I went to look at a motorcycle yesterday because last weekend Taylor sent me a text message telling me how great it was and the silly name “Funduro” was now permanently stuck in my head. Too expensive and probably too old I thought to myself. Not that I have any bias against old things, which somehow always seem more comfortable and practical than new things. Truth be told, my favorite machines all seem to be from the time when I was a teenager, though I guess this is a relatively common phenomena among middle aged farts like me.
The owner of the motorcycle dealership did not seem inclined to budge on the price even though it was a bit higher than the book value for a 1997 BMW 650. Oh well, who needs it? There are always plenty more bikes out there. Still, the nice aftermarket exhaust system with matching carburetor jets, hard luggage cases and windscreen did more than make up for the difference in asking price. The BMW dealer had also installed a new battery and ordered a replacement sensor for the front brake.

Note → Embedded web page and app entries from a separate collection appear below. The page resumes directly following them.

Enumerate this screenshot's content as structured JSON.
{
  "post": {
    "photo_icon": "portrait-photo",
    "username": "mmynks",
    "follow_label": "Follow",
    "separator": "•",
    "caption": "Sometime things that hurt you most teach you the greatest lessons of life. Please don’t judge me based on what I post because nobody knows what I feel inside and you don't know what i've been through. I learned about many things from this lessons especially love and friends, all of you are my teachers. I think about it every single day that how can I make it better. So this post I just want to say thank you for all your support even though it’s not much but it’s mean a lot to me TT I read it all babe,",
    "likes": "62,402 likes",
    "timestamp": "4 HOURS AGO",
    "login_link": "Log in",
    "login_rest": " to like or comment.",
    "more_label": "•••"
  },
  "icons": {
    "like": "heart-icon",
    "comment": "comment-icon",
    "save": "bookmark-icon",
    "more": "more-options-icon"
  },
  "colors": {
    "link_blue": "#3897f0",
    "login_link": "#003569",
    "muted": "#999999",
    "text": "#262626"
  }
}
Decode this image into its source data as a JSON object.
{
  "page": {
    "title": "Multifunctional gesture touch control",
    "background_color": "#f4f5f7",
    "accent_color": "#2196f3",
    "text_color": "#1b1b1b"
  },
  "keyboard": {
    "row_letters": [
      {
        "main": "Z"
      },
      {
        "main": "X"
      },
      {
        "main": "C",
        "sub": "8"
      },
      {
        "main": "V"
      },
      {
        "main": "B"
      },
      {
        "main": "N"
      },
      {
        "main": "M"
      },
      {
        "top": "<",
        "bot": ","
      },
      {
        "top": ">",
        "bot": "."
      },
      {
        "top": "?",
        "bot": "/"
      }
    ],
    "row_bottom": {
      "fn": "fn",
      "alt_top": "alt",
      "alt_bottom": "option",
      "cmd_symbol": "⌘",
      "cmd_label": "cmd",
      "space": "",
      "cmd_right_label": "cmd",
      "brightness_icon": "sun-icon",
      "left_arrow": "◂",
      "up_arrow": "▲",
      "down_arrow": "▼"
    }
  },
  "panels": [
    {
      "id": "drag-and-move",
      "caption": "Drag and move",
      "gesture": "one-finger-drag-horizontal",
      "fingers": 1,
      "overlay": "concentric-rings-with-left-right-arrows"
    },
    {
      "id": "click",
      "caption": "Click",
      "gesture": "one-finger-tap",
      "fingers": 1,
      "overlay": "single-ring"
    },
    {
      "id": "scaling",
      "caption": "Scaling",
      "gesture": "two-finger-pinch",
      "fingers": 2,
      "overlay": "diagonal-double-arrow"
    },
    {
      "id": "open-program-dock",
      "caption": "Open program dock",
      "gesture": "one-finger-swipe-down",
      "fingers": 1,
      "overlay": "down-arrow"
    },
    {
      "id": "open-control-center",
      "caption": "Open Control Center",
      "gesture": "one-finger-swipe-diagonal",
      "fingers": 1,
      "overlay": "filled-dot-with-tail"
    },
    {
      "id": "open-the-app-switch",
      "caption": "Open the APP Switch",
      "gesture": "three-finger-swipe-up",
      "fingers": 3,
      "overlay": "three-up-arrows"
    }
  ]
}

I decided to see if my motorcycle riding sons who know the owner could get a better deal. Of course, according to the dealer there is always another interested buyer willing to pay full price. That’s the way these negotiations go. The price was sweetened (a little) and I flipped back and forth for the better part of the afternoon trying to decide if I really wanted or needed a motorcycle at this point in my life.
No, I don’t need a motorcycle, especially having made it this far without ever owning one of my own. I’ve always wanted one but like most practical (or practically broke) people I found plenty of reasons not to buy one. Besides that most rightfully concerned wives don’t like the idea of the family’s primary bread winner being killed or disabled in a giant flaming collision in the name of having fun. In contrast, on a few of our trips to Europe I was amused to see the wives riding all sorts of two-wheeled vehicles while balancing children, groceries and laptop computers all at the same time and in traffic that made my hair stand on end. My practical mind was thinking that I could ride the motorcycle to work but then I could just as easily take a bus.
When I was in my twenties I wanted to buy a Norton Commando motorcycle. It was just about the coolest thing I had ever seen. I applied for a loan and was (of course) turned down. I decided then that if I didn’t have a motorcycle by the time I was forty I would just give up on the idea. That is because when I was twenty, I firmly believed that anyone over the age of forty would look completely idiotic riding a motorcycle. Apparently my twenty year old self thought life was more or less over by age forty and due to some blocked arteries, for me it almost was. I was really lucky (dumb luck) that my twenty year old self didn’t kill me and that bad genes didn’t kill my forty year old self or my even older fifty year old self. Now old Dennis is wondering if there is anything left in life that needs to be done and if there is any time left to do it in.
So I pondered myself into a needs versus wants stalemate and then turned to other people for advise, which didn’t help at all. In the end I decided I would get the Funduro even though it felt wrong to give in to a foolish want that I had denied myself for most of my life. The bad news was that I still had to go to work that afternoon, so I had Debbie write a check and asked Taylor to ride the Funduro home to his garage. My motorcycle license had expired back when I was in the hospital trying not to expire myself. I would have like to gone for a test ride but Taylor had ridden the bike a few days before and he knows a lot more about them than I do since he rides a BMW 650 GS. He said it was all good and I believe him.